PORTRAIT AND BIOGRAPHICAL ALBUM
page 487, 488
ISAAC MILTON SPINING, deceased, was born in Springfield, Ohio, September 15, 1813, and there breathed his last March 1, 1878. He was reared in this city, receiving as thorough an education as could be obtained in its schools, and supplemented his education in the college at Oxford, Ohio. Mr. MCGUFFEY, the school-book editor, was his uncle. After he had grown to man’s estate he engaged in the hardware business at Findlay, Hancock County, making that city his home for some years. He then returned to his native place, bought property and built a residence east of the city, where he lived retired until his death. The residence was erected during the war, since which time the city limits have been extended far beyond it, and instead of being in the country, as it once was, it is now surrounded by fine dwellings. It is now occupied by Mrs. SPINING and her youngest son, and No. 736 East High Street is known to a large circle as a home of refinement and good cheer.
The marriage of the late Mr. SPINING took place January 5, 1851, his bride being Miss Harriet L. TAYLOR, a native of Hardwick, Vt. Her father, Pascal TAYLOR, was born in the same town, his father being John TAYLOR, who was an officer in the Custom House in Boston during the Revolution, and was killed while serving his country.
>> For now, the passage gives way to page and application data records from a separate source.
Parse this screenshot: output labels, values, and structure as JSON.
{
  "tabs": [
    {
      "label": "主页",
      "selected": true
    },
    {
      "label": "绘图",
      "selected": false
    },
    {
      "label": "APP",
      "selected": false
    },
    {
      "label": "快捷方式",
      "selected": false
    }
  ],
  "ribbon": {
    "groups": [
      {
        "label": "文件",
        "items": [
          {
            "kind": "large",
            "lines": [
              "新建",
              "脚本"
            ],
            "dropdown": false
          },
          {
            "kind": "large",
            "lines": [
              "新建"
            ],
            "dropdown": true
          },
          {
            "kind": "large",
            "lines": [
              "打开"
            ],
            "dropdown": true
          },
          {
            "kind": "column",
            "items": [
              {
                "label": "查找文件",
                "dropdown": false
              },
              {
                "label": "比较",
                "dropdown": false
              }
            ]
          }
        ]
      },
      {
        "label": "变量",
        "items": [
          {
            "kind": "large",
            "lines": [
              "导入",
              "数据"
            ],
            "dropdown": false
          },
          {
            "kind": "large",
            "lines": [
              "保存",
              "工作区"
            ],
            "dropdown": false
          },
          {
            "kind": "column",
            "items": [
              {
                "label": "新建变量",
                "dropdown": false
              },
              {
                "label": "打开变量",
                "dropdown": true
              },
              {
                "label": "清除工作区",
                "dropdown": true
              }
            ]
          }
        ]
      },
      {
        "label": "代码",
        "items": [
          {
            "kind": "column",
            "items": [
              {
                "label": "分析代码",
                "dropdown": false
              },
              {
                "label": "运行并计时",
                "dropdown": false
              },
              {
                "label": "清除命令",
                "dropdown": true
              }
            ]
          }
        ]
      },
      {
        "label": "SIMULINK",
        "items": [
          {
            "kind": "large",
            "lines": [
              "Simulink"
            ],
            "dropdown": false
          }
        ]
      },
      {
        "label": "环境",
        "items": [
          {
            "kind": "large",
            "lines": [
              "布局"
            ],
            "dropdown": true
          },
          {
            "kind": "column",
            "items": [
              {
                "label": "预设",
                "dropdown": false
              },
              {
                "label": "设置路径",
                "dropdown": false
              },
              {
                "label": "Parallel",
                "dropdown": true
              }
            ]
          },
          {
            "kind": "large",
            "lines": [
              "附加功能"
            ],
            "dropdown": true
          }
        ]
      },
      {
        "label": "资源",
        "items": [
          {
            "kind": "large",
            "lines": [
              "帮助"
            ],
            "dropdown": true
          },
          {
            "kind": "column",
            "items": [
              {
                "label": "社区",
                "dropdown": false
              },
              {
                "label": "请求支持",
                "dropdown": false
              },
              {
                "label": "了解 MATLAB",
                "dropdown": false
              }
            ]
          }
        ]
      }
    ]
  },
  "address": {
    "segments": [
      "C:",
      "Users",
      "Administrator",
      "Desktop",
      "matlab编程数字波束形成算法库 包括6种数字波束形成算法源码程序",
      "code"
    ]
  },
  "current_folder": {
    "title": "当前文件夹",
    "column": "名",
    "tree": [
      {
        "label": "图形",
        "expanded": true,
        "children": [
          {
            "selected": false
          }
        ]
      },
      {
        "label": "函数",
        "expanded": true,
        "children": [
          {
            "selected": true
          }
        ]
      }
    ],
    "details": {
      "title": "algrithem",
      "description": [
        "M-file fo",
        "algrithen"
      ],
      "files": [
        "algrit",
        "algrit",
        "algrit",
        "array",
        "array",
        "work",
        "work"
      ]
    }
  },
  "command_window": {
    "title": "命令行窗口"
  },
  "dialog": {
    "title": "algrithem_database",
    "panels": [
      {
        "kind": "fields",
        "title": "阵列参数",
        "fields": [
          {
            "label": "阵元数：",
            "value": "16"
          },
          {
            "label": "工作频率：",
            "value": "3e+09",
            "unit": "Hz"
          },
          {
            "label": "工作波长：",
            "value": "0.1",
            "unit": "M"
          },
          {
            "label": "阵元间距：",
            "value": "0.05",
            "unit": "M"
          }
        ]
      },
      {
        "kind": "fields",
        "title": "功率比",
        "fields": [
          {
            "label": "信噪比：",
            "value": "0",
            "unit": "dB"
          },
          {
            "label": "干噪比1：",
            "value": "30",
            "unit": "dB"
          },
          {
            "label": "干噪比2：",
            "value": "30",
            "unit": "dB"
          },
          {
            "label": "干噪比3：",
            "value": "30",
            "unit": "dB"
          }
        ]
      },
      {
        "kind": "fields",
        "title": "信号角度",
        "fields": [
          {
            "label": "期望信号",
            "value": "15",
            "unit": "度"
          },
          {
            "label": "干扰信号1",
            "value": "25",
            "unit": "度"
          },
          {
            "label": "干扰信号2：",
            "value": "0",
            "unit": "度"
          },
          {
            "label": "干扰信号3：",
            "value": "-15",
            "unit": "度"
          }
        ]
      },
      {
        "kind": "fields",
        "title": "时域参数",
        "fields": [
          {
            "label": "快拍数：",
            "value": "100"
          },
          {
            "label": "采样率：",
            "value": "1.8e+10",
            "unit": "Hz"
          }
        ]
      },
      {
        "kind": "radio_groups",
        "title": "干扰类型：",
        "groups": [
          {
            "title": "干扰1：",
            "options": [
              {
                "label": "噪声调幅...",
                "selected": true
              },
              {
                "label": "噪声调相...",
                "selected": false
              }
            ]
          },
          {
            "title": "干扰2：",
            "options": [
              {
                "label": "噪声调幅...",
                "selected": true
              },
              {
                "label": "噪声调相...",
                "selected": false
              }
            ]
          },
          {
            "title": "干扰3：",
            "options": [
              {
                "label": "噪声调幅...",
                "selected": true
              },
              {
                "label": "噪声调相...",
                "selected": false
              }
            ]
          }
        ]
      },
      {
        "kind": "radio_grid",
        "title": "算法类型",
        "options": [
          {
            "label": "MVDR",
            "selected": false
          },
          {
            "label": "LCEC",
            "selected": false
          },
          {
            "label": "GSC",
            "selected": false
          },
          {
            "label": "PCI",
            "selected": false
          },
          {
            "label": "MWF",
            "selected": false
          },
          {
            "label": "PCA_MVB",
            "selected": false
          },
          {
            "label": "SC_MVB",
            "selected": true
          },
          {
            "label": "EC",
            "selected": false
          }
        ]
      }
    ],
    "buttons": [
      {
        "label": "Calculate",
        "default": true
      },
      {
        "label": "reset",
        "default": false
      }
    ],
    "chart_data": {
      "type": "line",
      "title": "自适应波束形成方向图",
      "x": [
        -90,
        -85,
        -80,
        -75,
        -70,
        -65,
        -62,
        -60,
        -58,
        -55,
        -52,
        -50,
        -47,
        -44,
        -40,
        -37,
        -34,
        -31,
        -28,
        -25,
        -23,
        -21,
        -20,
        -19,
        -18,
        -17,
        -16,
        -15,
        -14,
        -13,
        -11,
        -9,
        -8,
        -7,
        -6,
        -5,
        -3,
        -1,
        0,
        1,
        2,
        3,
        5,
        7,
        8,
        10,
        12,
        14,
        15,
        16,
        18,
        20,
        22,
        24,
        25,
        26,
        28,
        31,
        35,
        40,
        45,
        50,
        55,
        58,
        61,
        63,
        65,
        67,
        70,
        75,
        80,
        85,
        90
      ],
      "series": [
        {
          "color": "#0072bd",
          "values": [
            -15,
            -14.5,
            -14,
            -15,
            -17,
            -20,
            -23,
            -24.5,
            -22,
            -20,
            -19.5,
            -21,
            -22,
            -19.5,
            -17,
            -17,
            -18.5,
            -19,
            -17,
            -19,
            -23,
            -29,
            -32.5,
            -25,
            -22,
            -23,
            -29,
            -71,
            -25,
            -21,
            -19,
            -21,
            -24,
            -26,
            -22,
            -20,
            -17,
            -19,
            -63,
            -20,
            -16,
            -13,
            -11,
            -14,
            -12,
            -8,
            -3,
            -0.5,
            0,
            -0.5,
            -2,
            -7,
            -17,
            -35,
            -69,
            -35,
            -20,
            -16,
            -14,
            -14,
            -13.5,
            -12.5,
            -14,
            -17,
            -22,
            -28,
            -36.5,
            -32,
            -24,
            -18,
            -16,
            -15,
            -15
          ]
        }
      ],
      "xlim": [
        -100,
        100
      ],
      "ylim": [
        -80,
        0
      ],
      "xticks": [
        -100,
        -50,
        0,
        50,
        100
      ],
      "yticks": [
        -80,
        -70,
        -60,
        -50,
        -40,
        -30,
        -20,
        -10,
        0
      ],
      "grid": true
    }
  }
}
The father of Mrs. SPINING learned the trade of a ship-builder, and removing to Cleveland in 1837, he carried on the business there until his death. His wife was Miss Mary Sweet, a native of Hanover, N. H., who died in 1838. To Mr. and Mrs. SPINING five children were born—John is a farmer living in Conway Springs, Sumner County, Kan.; Pierson T., M. D., is now teaching Natural Sciences in the Springfield High School; William is a druggist at Peru, Ind.; Carrie married William DEVANY, and lives in Chattanooga, Tenn.; Arthur remains at home.
Were this volume to be read only by those personally acquainted with Mr. and Mrs. SPINING and their children, it would be unnecessary to speak of their character; but the purpose of a biographical album is to leave a record for the instruction and encouragement of those who follow, and perpetuate the memories of worthy citizens. We must therefore note that this couple have made many friends by their upright conduct, kindliness of heart, and interest in every good word and work, and that the death of Mr. SPINING was heard with regret by a wide circle. He was a member of the Second Presbyterian Church, with which his wife and all their children are identified.
Mr. SPINING was of honorable ancestry, his grandfather having been Judge Isaac SPINING, one of the earliest settlers in the Buckeye State. This gentleman located near Dayton, in Montgomery County, when there were neither railroads nor canals, and all produce was taken down the Miami and Ohio Rivers to New Orleans. On one occasion he built a flatboat at what is now the head of Main Street, Dayton, and floated it down to New Orleans, where he shipped his cargo on a sailing vessel to Boston, taking passage on the same boat. After disposing of his flour at the Hub he went to Philadelphia, and there bought a stock of goods, returning to his home without unnecessary delay, yet having been absent six months. His wife was Catherine PIERSON, and both spent their last years in Montgomery County.
The father of I. M. SPINING was born in Elizabethtown, N. J., and christened by his mother’s maiden name. He was quite young when his parents removed to Ohio, and after he grew to manhood he became a merchant in Middletown, Montgomery County. There he married Miss Mary SCHOOLEY, in 1812, the next year coming to Springfield, and opening the first dry-goods house in this city. He bought his goods in Philadelphia, and in going there took the quickest and easiest way—ie., on horseback. He was lame, and always rode a side saddle. His goods were transported across the mountains by teams, and thence conveyed down the Ohio River to Cincinnati, where teams were again brought into requisition to bring them to their destination. The freight from Philadelphia was $6 per hundred.
Pierson SPINING was very successful and accumulated a large fortune, at one time owning the greater part of the land now included in Springfield. In 1830 he erected a large hotel building, for that period, known as the Buckeye House, which he operated for a time. He finally became a contractor on public works, by which he lost heavily, a large part of his fortune being swept away. In 1827 he built a fine dwelling on East High Street, opposite the Methodist Episcopal Church, where he died in 1857. He was a Justice of the Peace some years, and a man of note in this section of the country, esteemed as an honorable and energetic business man and reliable citizen. His wife was born in New Jersey, January 28, 1790, and during the same year her parents emigrated to the Northwest Territory, settling in Columbia about five miles east of Cincinnati. Her father built a flatboat at Brownsville, Pa., and floated down the river to Columbia, a point on the Ohio River a short distance above the present site of Cincinnati. Indians were numerous and not always peaceable, and the few white families there at the time erected a block-house, into which they gathered for protection from their savage foes. The mother of our subject was thus nearly a life-long resident of the Buckeye State, her death having taken place in Dayton, in February, 1877.
Portrait and Biographical Album of Greene and Clark Counties, Ohio
Chapman Bros., Chicago. Copyright 1890.